[Entries from a dataset of interfaces]

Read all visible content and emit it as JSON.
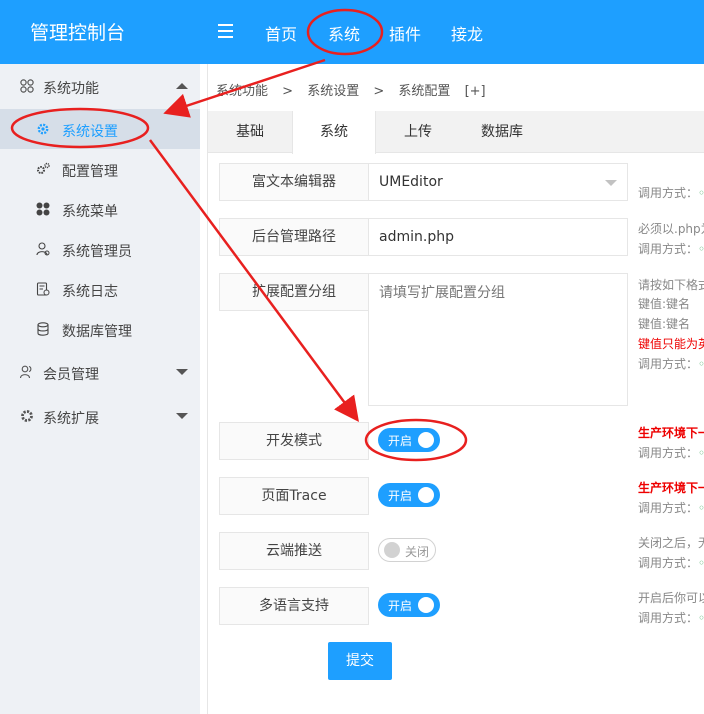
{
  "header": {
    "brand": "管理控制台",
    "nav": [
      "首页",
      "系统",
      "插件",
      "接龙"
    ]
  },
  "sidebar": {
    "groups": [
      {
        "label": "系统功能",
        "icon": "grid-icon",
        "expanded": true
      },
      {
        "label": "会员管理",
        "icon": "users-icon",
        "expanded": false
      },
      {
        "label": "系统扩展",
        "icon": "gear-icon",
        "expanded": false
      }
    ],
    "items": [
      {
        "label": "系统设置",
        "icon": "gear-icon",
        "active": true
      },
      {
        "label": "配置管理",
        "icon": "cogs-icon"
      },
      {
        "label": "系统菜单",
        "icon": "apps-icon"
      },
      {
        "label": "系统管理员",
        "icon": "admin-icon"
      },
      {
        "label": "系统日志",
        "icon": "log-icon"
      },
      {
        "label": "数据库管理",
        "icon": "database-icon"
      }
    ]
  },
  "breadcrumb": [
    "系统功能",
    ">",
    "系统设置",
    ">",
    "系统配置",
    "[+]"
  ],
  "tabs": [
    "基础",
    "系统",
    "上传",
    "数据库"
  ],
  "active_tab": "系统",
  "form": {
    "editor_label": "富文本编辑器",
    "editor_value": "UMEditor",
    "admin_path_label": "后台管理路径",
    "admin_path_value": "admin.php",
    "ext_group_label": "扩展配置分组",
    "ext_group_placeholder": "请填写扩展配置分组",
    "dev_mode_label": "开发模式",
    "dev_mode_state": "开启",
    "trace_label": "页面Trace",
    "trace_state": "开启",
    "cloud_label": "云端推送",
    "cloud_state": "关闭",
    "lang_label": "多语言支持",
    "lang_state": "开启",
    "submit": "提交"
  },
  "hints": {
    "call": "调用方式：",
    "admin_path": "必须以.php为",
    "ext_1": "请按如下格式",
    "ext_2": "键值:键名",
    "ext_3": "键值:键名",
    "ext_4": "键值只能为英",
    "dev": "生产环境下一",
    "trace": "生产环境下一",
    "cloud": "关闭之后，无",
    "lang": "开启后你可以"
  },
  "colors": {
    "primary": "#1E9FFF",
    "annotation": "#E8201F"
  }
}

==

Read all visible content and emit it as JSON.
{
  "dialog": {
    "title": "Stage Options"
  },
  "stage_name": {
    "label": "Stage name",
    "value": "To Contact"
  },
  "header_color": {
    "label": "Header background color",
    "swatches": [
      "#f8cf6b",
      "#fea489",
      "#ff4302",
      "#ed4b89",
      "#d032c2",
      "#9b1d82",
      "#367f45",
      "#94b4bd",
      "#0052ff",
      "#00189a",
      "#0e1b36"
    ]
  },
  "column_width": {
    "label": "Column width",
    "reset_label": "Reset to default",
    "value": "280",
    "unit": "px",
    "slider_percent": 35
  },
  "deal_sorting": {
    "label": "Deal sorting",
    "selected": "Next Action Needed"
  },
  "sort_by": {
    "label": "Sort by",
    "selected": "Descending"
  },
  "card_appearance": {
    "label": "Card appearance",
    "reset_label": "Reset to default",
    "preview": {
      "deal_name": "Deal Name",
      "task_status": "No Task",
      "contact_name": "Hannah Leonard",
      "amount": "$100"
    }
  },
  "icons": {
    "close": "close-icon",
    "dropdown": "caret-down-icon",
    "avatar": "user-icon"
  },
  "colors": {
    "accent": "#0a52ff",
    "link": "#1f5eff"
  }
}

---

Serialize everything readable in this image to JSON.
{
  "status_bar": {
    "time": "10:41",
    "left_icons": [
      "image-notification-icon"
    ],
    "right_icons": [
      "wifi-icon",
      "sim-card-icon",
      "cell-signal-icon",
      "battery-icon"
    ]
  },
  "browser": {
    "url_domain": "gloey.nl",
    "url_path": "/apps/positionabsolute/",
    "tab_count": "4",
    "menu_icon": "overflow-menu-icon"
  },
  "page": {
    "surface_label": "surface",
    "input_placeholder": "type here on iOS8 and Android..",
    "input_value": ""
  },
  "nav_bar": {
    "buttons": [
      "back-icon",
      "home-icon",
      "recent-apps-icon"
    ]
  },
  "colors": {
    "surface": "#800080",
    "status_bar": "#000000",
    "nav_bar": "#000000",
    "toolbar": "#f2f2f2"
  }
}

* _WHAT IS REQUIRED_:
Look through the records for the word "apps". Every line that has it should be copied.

* _TASK OUTPUT_:
        "icon": "apps-icon"
    "url_path": "/apps/positionabsolute/",
      "recent-apps-icon"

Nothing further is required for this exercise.